HUNT: Both the publishers and I both thought that Casanova's Last Stand was a great book, but it's still only sold about half it's first print-run, and it was published in 1993. We only do print runs of 5000 — less, if we can get the economics right — so you can see there's not a lot of money in it.
ARTSNET: And you also did Lady Chatterley's Lover in comic form. Which brings us to talk of erotica. Does the Firkin the Cat / Fiesta connection ever draw brickbats from feminists? Does Firkin express any of your own attitudes to Britain's sexual repression?
HUNT: When I first started doing Firkin I used to get trouble from some of my women friends, but that was at a time when feminism was very militant anyway. These days nobody cares very much. Most people I know don't see my work at all, whether it's Fiesta work or any other. In a world where erotic magazines exist, Fiesta is one of the less virulent ones.
ARTSNET: In the 80s it used to be, perhaps still is, the tamest soft porn mag in the developed world. And the mag most willing to laugh at itself and at sex too. Firkin the Cat has been running in Fiesta magazine since 1981; I would have thought you might have run out of inspiration by now, although I admit it's a huge subject.
HUNT: Sure, Firkin is still going, and Tym Manley is still writing it. We like to point out to people that all the Firkin stories are closely based on personal research.
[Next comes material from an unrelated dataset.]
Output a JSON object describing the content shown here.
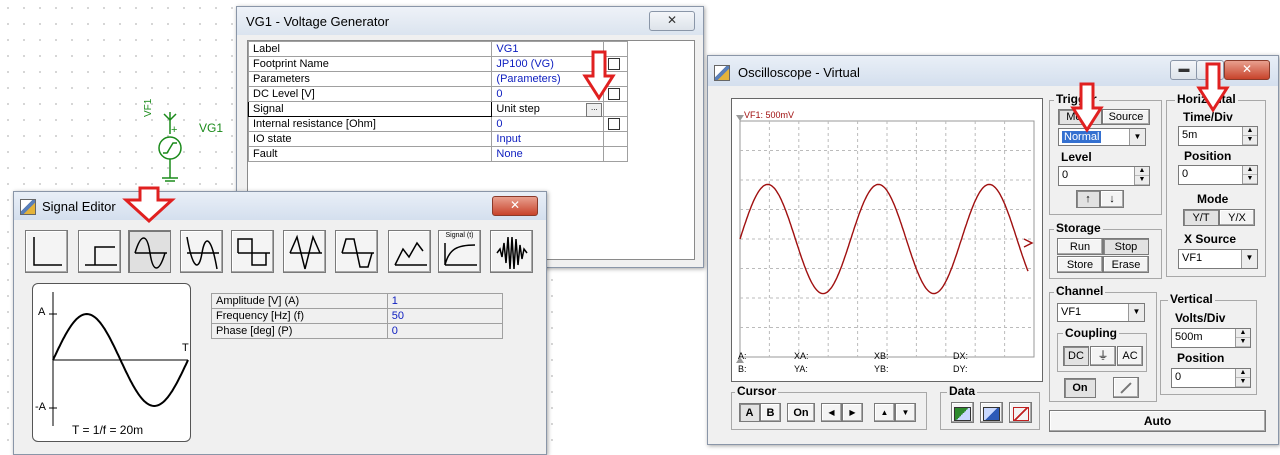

The Firkin comics are a debunking view of the sex industries, if they're anything, but hey! they're only bloody comic strips after all!
ARTSNET: Ok, I believe you! :) What new personal projects are you working on?
HUNT: I don't have time to do them any more.
ARTSNET: That's sad. If this were France or Japan — where they value comics equally alongside the other art forms — you'd be cherished as a national treasure and funded handsomely, I'm sure.
HUNT: Hah. Having said that, though, I am determined to do something new this year, but I haven't a clue what it will be. First thing will be to get a week clear, go away somewhere quiet, and think.
ARTSNET: Where do you go to think?
HUNT: I've never tried it before, so I don't know. I'd thought of going to a friend's caravan in North Wales — though, since I lost the Black Label magazine job I may not be able to afford to take the time off. I'll just have to think at home. One thing for sure is that it's no good me going anywhere with any attractions of its own — no good long walks or anything. If I go on long walks 'to think' I don't do any thinking. I just get distracted by exploring hedgerows and byways. I have to have quiet, and sit in front of a blank sheet of paper and sweat it out.
ARTSNET: The next time someone tells me that 'Genius isn't about sitting alone in an attic sweating for ideas over a blank sheet of paper', I'll remind them of you. Hunt Emerson, thank you.
Hunt Emerson's web-site is at www.largecow.demon.co.uk. The site has lots of cartoons, full comic strips, fun and laffs. Plus the opportunity to invest in buying original artwork.
3000 words. Updated: 17.01.07.